There are many symptoms of a NIMTOO. And they’re all too familiar. Perhaps they run for office for the attention-seeking goal of being popular and well liked. They likely are discouraged, either internally or via social pressure, from discussing controversial topics. And big changes during their term of office are as frightening as a rotary.

Political correctness curtails a NIMTOO’s effectiveness as a public official, but the
problem lies with them, not their surroundings. Serving the public is a serious endeavor, and it requires those who choose to serve to work hard on important issues. Sticking our head in the sand, ignoring opportunities, and refusing to pay attention to real problems is a dereliction of our duty.

Currently in our community, housing is unaffordable, seniors are on the verge of
being taxed out of their homes, our commercial development has been flat and declining since the completion of the mall (sorry, Shoppes), and we have infrastructure needs that seem to be never ending.

All of this is avoidable. We can properly address each of those problems and more, but it requires leadership who is willing to do what is right. What is right can be at times be in contrast with what is popular, which is when the NIMTOO’s fail at jobs. My digressions aside, I must say my colleagues on the Board of Selectmen have shown a willingness to take on hard problems. We’ve changed Town Managers, debated developments like Clearview, and currently are taking on the job of weighing on the largest residential development in our towns history. That’s not easy work, and my colleagues have answered that bell every time.

Beyond those items, we must elect leaders who are unafraid of difficult challenges, are willing to change the status quo when necessary, and from time to time make decisions they feel are right no matter their popularity. Anything short of that is NIMTOO paradise but a community in peril.
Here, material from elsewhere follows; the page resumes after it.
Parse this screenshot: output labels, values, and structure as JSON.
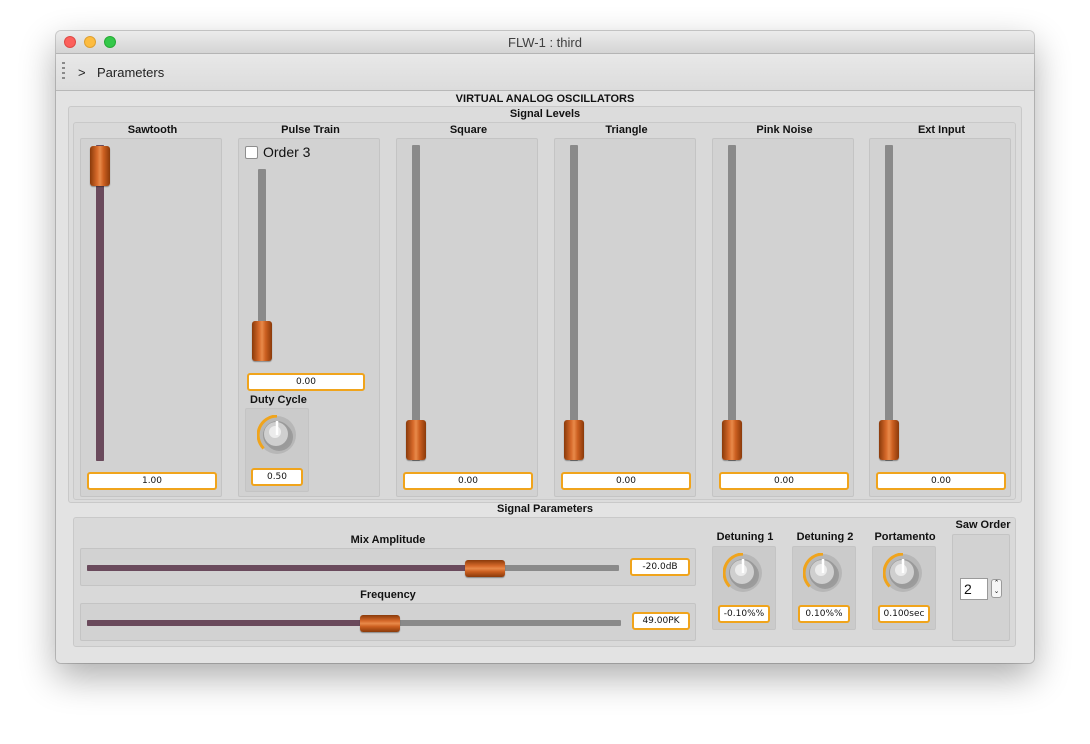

And what is the opposite of a NIMTOO? Leaders who speak their mind and do what is right, not popular.

Chris Naff is a member of the Select Board in Millbury. Reach him at